### [SOURCE DATA]
BEGIN
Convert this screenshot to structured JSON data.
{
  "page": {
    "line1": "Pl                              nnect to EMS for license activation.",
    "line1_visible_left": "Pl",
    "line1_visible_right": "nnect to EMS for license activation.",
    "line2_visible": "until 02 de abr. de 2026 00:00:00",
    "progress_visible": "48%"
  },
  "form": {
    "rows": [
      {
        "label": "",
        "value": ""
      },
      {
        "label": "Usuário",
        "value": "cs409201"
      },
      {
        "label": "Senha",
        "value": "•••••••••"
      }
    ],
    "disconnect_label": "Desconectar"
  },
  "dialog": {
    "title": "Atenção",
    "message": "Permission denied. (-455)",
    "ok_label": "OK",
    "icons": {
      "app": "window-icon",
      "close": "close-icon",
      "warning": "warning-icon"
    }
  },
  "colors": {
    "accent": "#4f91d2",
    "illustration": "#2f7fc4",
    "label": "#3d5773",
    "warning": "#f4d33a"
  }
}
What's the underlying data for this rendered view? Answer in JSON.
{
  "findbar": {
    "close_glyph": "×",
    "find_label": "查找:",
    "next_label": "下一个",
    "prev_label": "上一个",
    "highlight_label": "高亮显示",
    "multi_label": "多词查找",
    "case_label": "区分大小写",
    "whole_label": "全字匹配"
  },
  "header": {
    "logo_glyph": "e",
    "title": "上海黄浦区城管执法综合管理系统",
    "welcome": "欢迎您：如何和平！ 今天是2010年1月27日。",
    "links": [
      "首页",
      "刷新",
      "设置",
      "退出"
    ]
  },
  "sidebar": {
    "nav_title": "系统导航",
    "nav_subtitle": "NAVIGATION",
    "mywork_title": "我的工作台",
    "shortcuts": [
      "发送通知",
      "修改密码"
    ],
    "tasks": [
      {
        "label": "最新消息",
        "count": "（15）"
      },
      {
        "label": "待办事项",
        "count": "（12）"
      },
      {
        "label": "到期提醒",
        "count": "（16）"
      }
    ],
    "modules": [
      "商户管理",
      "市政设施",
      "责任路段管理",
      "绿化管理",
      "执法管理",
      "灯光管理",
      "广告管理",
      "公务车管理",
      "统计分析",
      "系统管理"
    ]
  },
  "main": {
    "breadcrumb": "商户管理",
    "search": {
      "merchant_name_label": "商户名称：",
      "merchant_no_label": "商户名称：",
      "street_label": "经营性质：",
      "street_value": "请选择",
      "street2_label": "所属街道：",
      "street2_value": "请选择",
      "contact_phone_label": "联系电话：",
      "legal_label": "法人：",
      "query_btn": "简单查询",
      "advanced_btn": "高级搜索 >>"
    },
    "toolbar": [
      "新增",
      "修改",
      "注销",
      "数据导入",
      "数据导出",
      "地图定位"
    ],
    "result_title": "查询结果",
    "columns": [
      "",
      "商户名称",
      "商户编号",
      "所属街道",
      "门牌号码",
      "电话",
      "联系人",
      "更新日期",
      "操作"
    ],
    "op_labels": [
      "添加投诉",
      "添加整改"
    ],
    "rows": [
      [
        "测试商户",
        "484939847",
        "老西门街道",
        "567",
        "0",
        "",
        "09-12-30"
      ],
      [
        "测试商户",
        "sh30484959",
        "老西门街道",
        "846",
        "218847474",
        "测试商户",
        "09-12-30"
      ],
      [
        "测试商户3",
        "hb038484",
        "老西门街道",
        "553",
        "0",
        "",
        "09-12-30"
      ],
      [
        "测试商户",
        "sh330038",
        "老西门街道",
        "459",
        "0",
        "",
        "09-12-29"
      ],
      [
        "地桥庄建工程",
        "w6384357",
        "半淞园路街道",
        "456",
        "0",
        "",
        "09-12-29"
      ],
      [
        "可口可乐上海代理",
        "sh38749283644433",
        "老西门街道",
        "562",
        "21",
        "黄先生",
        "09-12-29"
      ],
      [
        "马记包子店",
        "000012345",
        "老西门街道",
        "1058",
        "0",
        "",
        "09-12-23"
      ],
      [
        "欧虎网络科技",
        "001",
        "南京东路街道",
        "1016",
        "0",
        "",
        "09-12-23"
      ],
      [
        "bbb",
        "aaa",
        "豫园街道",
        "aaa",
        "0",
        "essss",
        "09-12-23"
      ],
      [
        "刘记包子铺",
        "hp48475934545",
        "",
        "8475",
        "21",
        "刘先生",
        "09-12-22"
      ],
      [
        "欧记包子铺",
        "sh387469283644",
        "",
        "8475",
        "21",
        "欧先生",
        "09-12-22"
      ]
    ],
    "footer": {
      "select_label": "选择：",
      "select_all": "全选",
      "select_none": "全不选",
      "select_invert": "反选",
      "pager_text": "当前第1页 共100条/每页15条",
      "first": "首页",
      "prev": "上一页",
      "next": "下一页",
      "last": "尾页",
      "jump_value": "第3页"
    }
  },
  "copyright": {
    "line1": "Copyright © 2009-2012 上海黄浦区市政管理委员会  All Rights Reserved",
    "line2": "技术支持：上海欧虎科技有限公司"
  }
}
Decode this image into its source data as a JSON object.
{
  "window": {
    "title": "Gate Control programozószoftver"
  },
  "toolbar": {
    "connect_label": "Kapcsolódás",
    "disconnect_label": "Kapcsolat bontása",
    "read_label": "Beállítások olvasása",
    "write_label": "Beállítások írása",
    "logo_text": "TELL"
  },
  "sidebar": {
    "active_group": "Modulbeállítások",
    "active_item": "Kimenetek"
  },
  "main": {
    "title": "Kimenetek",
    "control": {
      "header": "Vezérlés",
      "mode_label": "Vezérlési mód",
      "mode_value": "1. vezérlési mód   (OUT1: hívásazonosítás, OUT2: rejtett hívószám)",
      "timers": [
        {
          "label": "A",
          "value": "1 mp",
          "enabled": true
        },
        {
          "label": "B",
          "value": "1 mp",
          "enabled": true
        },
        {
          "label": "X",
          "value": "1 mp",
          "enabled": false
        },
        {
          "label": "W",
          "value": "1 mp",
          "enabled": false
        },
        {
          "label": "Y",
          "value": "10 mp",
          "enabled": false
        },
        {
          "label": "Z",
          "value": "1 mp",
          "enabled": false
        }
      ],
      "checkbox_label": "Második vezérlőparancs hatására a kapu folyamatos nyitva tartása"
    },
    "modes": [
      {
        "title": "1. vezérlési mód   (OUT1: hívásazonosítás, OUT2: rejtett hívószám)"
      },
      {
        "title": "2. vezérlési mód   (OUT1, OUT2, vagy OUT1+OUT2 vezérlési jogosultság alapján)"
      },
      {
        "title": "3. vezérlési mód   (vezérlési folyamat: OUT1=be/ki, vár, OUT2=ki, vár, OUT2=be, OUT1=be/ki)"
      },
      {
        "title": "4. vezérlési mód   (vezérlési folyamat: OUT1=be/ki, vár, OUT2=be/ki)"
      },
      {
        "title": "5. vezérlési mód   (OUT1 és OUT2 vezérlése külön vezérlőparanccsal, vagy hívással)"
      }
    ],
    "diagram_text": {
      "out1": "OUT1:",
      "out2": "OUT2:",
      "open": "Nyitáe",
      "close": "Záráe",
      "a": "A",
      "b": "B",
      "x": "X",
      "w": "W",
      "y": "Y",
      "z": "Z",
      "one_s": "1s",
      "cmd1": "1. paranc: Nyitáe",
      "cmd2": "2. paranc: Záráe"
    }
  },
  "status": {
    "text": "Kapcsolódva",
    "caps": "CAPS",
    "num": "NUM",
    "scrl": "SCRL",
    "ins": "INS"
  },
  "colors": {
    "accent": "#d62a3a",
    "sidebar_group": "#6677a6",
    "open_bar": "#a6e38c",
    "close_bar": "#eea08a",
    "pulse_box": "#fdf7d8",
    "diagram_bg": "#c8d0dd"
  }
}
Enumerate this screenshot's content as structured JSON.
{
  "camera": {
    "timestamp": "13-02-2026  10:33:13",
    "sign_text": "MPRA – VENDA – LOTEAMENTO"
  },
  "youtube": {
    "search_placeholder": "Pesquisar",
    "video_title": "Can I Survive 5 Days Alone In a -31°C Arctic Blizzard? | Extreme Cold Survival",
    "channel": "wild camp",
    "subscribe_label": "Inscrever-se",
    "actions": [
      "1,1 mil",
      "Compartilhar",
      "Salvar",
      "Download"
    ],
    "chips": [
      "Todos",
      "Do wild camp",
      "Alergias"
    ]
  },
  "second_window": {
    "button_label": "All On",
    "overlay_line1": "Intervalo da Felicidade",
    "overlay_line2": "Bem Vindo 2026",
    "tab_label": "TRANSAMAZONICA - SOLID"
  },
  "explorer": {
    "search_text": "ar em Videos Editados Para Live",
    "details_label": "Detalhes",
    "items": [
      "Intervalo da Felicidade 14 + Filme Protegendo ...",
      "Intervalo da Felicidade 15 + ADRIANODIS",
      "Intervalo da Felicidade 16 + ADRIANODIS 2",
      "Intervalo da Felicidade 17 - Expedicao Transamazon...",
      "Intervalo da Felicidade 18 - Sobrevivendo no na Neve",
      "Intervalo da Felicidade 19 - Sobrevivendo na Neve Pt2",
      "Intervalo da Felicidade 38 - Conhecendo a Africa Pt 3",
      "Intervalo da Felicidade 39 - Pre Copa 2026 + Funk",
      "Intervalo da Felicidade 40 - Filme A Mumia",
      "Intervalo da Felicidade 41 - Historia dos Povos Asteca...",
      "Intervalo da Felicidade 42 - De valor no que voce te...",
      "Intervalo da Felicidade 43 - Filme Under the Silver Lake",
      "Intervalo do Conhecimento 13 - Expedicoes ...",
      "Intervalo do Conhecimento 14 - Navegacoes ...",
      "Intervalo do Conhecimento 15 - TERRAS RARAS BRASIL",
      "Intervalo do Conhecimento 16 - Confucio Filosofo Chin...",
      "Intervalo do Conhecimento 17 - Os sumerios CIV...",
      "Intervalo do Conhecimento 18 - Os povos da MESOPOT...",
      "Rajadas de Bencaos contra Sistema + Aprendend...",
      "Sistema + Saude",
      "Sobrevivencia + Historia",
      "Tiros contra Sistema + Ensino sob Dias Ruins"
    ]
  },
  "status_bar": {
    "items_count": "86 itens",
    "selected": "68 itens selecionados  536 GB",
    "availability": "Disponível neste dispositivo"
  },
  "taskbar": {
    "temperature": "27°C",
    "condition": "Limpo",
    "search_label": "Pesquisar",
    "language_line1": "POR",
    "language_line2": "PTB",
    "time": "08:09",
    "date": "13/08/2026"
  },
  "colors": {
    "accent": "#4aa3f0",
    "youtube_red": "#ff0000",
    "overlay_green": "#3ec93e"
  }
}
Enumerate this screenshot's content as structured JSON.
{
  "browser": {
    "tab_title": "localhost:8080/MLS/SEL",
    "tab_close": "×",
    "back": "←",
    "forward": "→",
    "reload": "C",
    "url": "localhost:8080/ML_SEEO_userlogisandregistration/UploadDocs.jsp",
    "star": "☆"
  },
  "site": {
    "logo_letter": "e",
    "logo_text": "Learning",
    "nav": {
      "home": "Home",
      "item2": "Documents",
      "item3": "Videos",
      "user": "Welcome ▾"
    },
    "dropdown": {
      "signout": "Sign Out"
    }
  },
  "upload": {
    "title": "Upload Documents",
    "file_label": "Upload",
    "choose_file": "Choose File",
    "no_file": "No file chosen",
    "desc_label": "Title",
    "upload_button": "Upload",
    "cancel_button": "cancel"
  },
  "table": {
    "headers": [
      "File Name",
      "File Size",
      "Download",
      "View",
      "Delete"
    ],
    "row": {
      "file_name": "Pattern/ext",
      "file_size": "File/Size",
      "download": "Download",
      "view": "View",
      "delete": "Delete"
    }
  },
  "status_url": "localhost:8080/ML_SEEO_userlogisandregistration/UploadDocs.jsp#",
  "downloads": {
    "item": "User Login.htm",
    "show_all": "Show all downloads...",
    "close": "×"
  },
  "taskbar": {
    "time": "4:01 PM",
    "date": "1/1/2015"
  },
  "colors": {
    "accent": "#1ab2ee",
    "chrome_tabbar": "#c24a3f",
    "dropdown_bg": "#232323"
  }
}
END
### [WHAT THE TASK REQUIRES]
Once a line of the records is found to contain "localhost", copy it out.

### [SOLUTION TO THIS EXERCISE]
    "tab_title": "localhost:8080/MLS/SEL",
    "url": "localhost:8080/ML_SEEO_userlogisandregistration/UploadDocs.jsp",
  "status_url": "localhost:8080/ML_SEEO_userlogisandregistration/UploadDocs.jsp#",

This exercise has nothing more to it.